Word for word, repeat each of the records below.

◆ ◆ ◆

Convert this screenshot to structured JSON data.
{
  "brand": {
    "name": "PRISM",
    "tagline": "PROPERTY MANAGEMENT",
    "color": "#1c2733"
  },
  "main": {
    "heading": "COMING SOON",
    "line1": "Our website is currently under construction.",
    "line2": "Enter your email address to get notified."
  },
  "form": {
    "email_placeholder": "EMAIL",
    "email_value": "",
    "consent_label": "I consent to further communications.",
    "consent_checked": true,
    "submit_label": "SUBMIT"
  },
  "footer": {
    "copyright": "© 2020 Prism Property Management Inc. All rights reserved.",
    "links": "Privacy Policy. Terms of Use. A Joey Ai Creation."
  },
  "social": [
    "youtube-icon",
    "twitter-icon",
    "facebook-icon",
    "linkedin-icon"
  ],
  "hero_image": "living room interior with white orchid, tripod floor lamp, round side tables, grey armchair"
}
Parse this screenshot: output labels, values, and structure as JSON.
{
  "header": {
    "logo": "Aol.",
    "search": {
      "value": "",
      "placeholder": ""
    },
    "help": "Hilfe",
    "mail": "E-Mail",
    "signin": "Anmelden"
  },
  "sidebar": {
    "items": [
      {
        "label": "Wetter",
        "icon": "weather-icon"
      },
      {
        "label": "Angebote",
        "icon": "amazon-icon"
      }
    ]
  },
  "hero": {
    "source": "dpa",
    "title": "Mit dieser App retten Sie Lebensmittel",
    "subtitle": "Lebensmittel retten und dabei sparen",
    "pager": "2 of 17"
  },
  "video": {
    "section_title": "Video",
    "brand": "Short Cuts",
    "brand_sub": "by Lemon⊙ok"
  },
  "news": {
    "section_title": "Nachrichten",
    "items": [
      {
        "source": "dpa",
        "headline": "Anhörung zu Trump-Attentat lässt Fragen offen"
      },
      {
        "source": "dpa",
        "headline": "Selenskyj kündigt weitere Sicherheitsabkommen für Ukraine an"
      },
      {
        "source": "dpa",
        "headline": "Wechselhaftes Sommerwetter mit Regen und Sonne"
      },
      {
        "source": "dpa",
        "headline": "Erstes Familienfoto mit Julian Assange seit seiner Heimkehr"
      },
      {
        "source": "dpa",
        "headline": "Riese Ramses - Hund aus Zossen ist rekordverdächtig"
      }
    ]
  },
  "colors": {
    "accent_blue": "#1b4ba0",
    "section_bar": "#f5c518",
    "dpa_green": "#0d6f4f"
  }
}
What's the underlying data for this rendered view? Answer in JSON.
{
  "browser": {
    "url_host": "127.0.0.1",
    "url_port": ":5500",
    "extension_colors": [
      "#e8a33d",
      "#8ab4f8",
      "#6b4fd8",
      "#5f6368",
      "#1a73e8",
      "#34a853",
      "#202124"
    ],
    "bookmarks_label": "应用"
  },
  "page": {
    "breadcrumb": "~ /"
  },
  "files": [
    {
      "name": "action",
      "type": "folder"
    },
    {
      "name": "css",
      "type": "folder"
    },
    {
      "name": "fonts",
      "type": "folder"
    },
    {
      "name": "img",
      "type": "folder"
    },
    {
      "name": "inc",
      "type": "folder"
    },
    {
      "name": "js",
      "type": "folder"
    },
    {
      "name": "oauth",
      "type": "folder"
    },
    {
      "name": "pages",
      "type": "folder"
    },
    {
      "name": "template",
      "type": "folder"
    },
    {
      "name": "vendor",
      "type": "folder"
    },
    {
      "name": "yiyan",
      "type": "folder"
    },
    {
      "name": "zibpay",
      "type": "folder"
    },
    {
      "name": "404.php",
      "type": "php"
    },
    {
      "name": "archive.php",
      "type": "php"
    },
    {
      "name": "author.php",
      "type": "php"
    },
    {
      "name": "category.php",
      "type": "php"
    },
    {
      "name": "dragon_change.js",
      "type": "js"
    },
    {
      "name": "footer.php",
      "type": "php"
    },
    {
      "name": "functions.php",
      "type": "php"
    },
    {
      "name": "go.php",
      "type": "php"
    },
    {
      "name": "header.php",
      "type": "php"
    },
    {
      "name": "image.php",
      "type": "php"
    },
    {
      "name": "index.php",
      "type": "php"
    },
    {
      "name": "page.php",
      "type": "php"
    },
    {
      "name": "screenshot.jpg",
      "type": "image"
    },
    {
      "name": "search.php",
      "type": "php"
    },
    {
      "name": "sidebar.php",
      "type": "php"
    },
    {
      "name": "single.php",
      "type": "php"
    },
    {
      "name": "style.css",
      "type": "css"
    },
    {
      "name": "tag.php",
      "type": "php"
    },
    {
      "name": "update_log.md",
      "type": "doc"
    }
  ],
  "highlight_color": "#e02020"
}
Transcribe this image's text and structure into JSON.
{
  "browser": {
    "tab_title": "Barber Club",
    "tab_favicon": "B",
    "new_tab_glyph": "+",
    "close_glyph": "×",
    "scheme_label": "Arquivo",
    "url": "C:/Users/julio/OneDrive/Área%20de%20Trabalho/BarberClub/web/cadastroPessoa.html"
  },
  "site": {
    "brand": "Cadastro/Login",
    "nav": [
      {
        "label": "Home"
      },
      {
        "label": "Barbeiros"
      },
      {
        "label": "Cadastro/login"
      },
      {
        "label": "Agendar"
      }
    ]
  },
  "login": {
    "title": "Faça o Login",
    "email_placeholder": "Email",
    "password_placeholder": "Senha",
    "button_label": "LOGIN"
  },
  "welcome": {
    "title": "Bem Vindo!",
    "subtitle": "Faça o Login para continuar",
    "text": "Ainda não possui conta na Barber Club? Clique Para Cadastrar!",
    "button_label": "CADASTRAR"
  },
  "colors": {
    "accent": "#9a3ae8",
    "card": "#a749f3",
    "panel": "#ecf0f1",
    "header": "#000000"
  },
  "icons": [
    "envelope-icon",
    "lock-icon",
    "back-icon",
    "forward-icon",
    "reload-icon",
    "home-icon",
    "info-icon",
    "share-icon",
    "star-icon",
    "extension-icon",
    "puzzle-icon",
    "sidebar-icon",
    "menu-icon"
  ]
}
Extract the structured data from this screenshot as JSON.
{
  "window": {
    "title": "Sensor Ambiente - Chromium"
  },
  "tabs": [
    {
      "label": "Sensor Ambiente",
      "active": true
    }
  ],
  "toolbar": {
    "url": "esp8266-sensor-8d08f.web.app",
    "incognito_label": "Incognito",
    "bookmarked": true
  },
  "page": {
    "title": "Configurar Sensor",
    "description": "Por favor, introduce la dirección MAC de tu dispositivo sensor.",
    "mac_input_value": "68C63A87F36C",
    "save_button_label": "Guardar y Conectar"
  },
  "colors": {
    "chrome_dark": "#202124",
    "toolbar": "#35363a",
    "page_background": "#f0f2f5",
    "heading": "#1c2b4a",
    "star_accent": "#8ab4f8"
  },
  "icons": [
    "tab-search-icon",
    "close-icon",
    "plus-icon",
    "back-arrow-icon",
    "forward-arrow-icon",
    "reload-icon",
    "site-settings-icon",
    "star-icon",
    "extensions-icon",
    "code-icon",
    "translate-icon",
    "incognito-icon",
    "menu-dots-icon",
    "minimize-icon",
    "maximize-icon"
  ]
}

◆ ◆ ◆

* RESPONSE AREA:
Convert this screenshot to structured JSON data.
{
  "brand": {
    "name": "PRISM",
    "tagline": "PROPERTY MANAGEMENT",
    "color": "#1c2733"
  },
  "main": {
    "heading": "COMING SOON",
    "line1": "Our website is currently under construction.",
    "line2": "Enter your email address to get notified."
  },
  "form": {
    "email_placeholder": "EMAIL",
    "email_value": "",
    "consent_label": "I consent to further communications.",
    "consent_checked": true,
    "submit_label": "SUBMIT"
  },
  "footer": {
    "copyright": "© 2020 Prism Property Management Inc. All rights reserved.",
    "links": "Privacy Policy. Terms of Use. A Joey Ai Creation."
  },
  "social": [
    "youtube-icon",
    "twitter-icon",
    "facebook-icon",
    "linkedin-icon"
  ],
  "hero_image": "living room interior with white orchid, tripod floor lamp, round side tables, grey armchair"
}
Parse this screenshot: output labels, values, and structure as JSON.
{
  "header": {
    "logo": "Aol.",
    "search": {
      "value": "",
      "placeholder": ""
    },
    "help": "Hilfe",
    "mail": "E-Mail",
    "signin": "Anmelden"
  },
  "sidebar": {
    "items": [
      {
        "label": "Wetter",
        "icon": "weather-icon"
      },
      {
        "label": "Angebote",
        "icon": "amazon-icon"
      }
    ]
  },
  "hero": {
    "source": "dpa",
    "title": "Mit dieser App retten Sie Lebensmittel",
    "subtitle": "Lebensmittel retten und dabei sparen",
    "pager": "2 of 17"
  },
  "video": {
    "section_title": "Video",
    "brand": "Short Cuts",
    "brand_sub": "by Lemon⊙ok"
  },
  "news": {
    "section_title": "Nachrichten",
    "items": [
      {
        "source": "dpa",
        "headline": "Anhörung zu Trump-Attentat lässt Fragen offen"
      },
      {
        "source": "dpa",
        "headline": "Selenskyj kündigt weitere Sicherheitsabkommen für Ukraine an"
      },
      {
        "source": "dpa",
        "headline": "Wechselhaftes Sommerwetter mit Regen und Sonne"
      },
      {
        "source": "dpa",
        "headline": "Erstes Familienfoto mit Julian Assange seit seiner Heimkehr"
      },
      {
        "source": "dpa",
        "headline": "Riese Ramses - Hund aus Zossen ist rekordverdächtig"
      }
    ]
  },
  "colors": {
    "accent_blue": "#1b4ba0",
    "section_bar": "#f5c518",
    "dpa_green": "#0d6f4f"
  }
}
What's the underlying data for this rendered view? Answer in JSON.
{
  "browser": {
    "url_host": "127.0.0.1",
    "url_port": ":5500",
    "extension_colors": [
      "#e8a33d",
      "#8ab4f8",
      "#6b4fd8",
      "#5f6368",
      "#1a73e8",
      "#34a853",
      "#202124"
    ],
    "bookmarks_label": "应用"
  },
  "page": {
    "breadcrumb": "~ /"
  },
  "files": [
    {
      "name": "action",
      "type": "folder"
    },
    {
      "name": "css",
      "type": "folder"
    },
    {
      "name": "fonts",
      "type": "folder"
    },
    {
      "name": "img",
      "type": "folder"
    },
    {
      "name": "inc",
      "type": "folder"
    },
    {
      "name": "js",
      "type": "folder"
    },
    {
      "name": "oauth",
      "type": "folder"
    },
    {
      "name": "pages",
      "type": "folder"
    },
    {
      "name": "template",
      "type": "folder"
    },
    {
      "name": "vendor",
      "type": "folder"
    },
    {
      "name": "yiyan",
      "type": "folder"
    },
    {
      "name": "zibpay",
      "type": "folder"
    },
    {
      "name": "404.php",
      "type": "php"
    },
    {
      "name": "archive.php",
      "type": "php"
    },
    {
      "name": "author.php",
      "type": "php"
    },
    {
      "name": "category.php",
      "type": "php"
    },
    {
      "name": "dragon_change.js",
      "type": "js"
    },
    {
      "name": "footer.php",
      "type": "php"
    },
    {
      "name": "functions.php",
      "type": "php"
    },
    {
      "name": "go.php",
      "type": "php"
    },
    {
      "name": "header.php",
      "type": "php"
    },
    {
      "name": "image.php",
      "type": "php"
    },
    {
      "name": "index.php",
      "type": "php"
    },
    {
      "name": "page.php",
      "type": "php"
    },
    {
      "name": "screenshot.jpg",
      "type": "image"
    },
    {
      "name": "search.php",
      "type": "php"
    },
    {
      "name": "sidebar.php",
      "type": "php"
    },
    {
      "name": "single.php",
      "type": "php"
    },
    {
      "name": "style.css",
      "type": "css"
    },
    {
      "name": "tag.php",
      "type": "php"
    },
    {
      "name": "update_log.md",
      "type": "doc"
    }
  ],
  "highlight_color": "#e02020"
}
Transcribe this image's text and structure into JSON.
{
  "browser": {
    "tab_title": "Barber Club",
    "tab_favicon": "B",
    "new_tab_glyph": "+",
    "close_glyph": "×",
    "scheme_label": "Arquivo",
    "url": "C:/Users/julio/OneDrive/Área%20de%20Trabalho/BarberClub/web/cadastroPessoa.html"
  },
  "site": {
    "brand": "Cadastro/Login",
    "nav": [
      {
        "label": "Home"
      },
      {
        "label": "Barbeiros"
      },
      {
        "label": "Cadastro/login"
      },
      {
        "label": "Agendar"
      }
    ]
  },
  "login": {
    "title": "Faça o Login",
    "email_placeholder": "Email",
    "password_placeholder": "Senha",
    "button_label": "LOGIN"
  },
  "welcome": {
    "title": "Bem Vindo!",
    "subtitle": "Faça o Login para continuar",
    "text": "Ainda não possui conta na Barber Club? Clique Para Cadastrar!",
    "button_label": "CADASTRAR"
  },
  "colors": {
    "accent": "#9a3ae8",
    "card": "#a749f3",
    "panel": "#ecf0f1",
    "header": "#000000"
  },
  "icons": [
    "envelope-icon",
    "lock-icon",
    "back-icon",
    "forward-icon",
    "reload-icon",
    "home-icon",
    "info-icon",
    "share-icon",
    "star-icon",
    "extension-icon",
    "puzzle-icon",
    "sidebar-icon",
    "menu-icon"
  ]
}
Extract the structured data from this screenshot as JSON.
{
  "window": {
    "title": "Sensor Ambiente - Chromium"
  },
  "tabs": [
    {
      "label": "Sensor Ambiente",
      "active": true
    }
  ],
  "toolbar": {
    "url": "esp8266-sensor-8d08f.web.app",
    "incognito_label": "Incognito",
    "bookmarked": true
  },
  "page": {
    "title": "Configurar Sensor",
    "description": "Por favor, introduce la dirección MAC de tu dispositivo sensor.",
    "mac_input_value": "68C63A87F36C",
    "save_button_label": "Guardar y Conectar"
  },
  "colors": {
    "chrome_dark": "#202124",
    "toolbar": "#35363a",
    "page_background": "#f0f2f5",
    "heading": "#1c2b4a",
    "star_accent": "#8ab4f8"
  },
  "icons": [
    "tab-search-icon",
    "close-icon",
    "plus-icon",
    "back-arrow-icon",
    "forward-arrow-icon",
    "reload-icon",
    "site-settings-icon",
    "star-icon",
    "extensions-icon",
    "code-icon",
    "translate-icon",
    "incognito-icon",
    "menu-dots-icon",
    "minimize-icon",
    "maximize-icon"
  ]
}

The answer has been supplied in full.